Study objective: To determine the risk of epistaxis and pulmonary hemorrhage due to fiberoptic bronchoscopy (FOB) and bronchoalveolar lavage (BAL) in the presence of thrombocytopenia.
Design: Prospective study of all patients undergoing FOB with BAL with a 4.9-mm-diameter bronchoscope after bone marrow transplantation (BMT) during a 6-month period.
Setting: A single BMT center.
Patients: Forty-seven BMT recipients undergoing 66 FOB with BAL. Thrombocytopenia (platelets < 100,000/ml) was present in 58 (88 percent). Platelets were < 50,000/ml in 44 (67 percent) and < 20,000/ml in 13 (20 percent). In the thrombocytopenic patients, FOB with BAL was transnasal in 37 (64 percent), transoral in 5 (9 percent), and via endotracheal tube in 16 (28 percent).

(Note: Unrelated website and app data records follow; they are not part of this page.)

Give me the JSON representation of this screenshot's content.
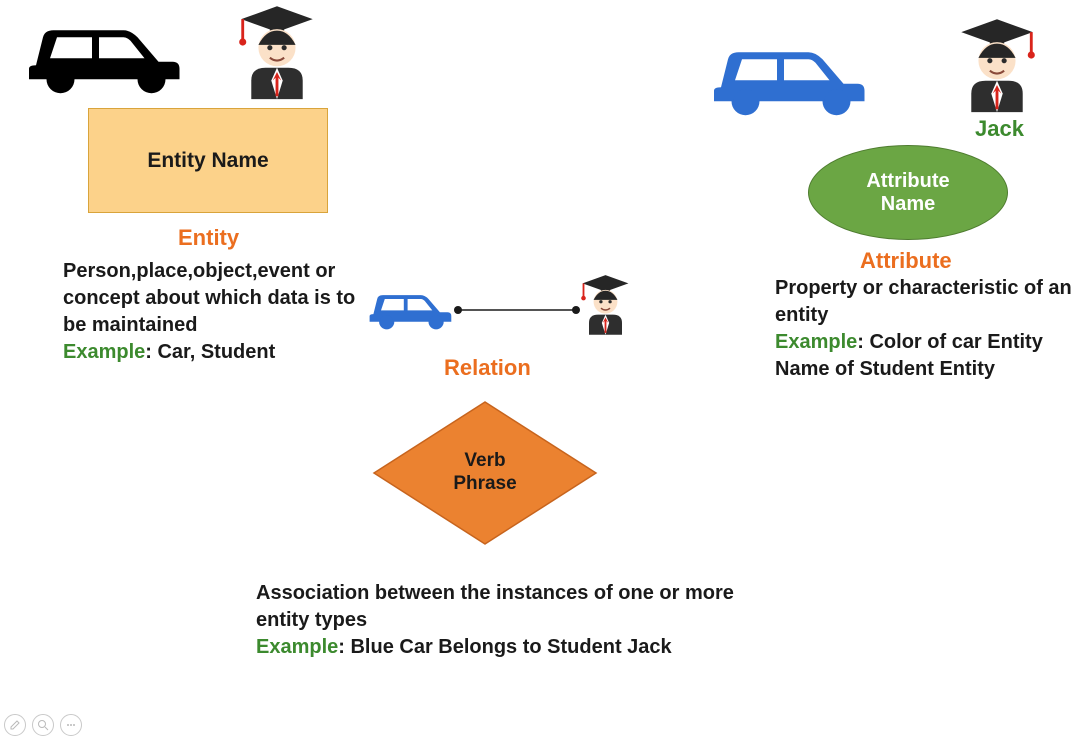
{
  "entity": {
    "box_label": "Entity Name",
    "heading": "Entity",
    "desc": "Person,place,object,event or concept about which data is to be maintained",
    "example_label": "Example",
    "example_text": ": Car, Student"
  },
  "relation": {
    "diamond_label": "Verb\nPhrase",
    "heading": "Relation",
    "desc": "Association between the instances of one or more entity types",
    "example_label": "Example",
    "example_text": ": Blue Car Belongs to Student Jack"
  },
  "attribute": {
    "ellipse_label": "Attribute\nName",
    "heading": "Attribute",
    "jack_label": "Jack",
    "desc": "Property or characteristic of an entity",
    "example_label": "Example",
    "example_text": ": Color of car Entity Name of Student Entity"
  }
}
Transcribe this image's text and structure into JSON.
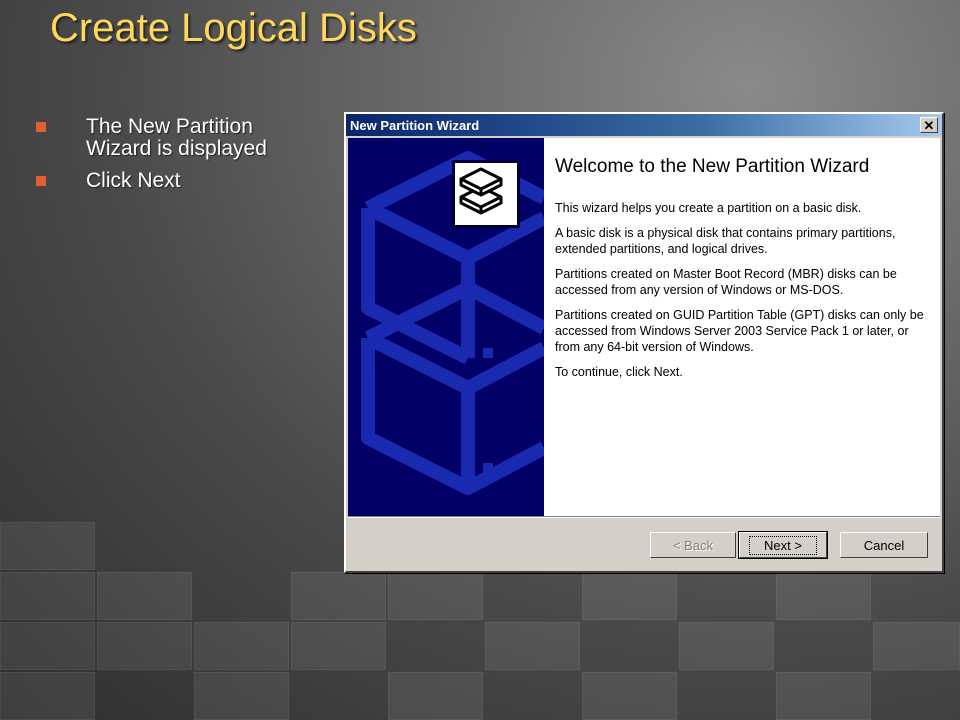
{
  "slide": {
    "title": "Create Logical Disks",
    "bullets": [
      "The New Partition Wizard is displayed",
      "Click Next"
    ]
  },
  "dialog": {
    "title": "New Partition Wizard",
    "heading": "Welcome to the New Partition Wizard",
    "paragraphs": [
      "This wizard helps you create a partition on a basic disk.",
      "A basic disk is a physical disk that contains primary partitions, extended partitions, and logical drives.",
      "Partitions created on Master Boot Record (MBR) disks can be accessed from any version of Windows or MS-DOS.",
      "Partitions created on GUID Partition Table (GPT) disks can only be accessed from Windows Server 2003 Service Pack 1 or later, or from any 64-bit version of Windows.",
      "To continue, click Next."
    ],
    "buttons": {
      "back": "< Back",
      "next": "Next >",
      "cancel": "Cancel"
    },
    "close_icon": "close-icon",
    "logo_icon": "disk-stack-icon"
  },
  "colors": {
    "title": "#ffd75a",
    "bullet": "#e06030",
    "titlebar_start": "#0a246a",
    "banner": "#000066"
  }
}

Interventions: Fiberoptic bronchoscopy with BAL using a bronchoscope (Pentax FB-15H) (4.9-mm diameter). In one case, a pediatric bronchoscope (Pentax FB-10H; 3.5-mm diameter) was used in a 7-year-old patient.
Measurements and results: The BAL was diagnostic in 22 of 47 patients studied (47 percent). Complications occurred in 7 of 58 (12 percent) thrombocytopenic patients (epistaxis and/or hemoptysis, 4; bradycardia, 2; bronchospasm, 1) of which all but 1 were minor and self-limiting. One life-threatening complication of severe epistaxis occurred during a transoral FOB in a patient with prior epistaxis (platelet count, 18,000/ml). One of 8 (13 percent) nonthrombocytopenic patients had hemoptysis. No patient had worsening fever or oxygenation at 4 h and no patient displayed worsening radiographic infiltrates suggestive of pulmonary hemorrhage attributable to the BAL at 24 h.
Conclusions: We conclude that transnasal FOB in thrombocytopenic patients was safe, being associated with minor airway bleeding in 3 of 37 patients (8 percent). In conclusion, FOB with BAL, even via the transnasal route, may be performed with relative safety despite the presence of significant thrombocytopenia.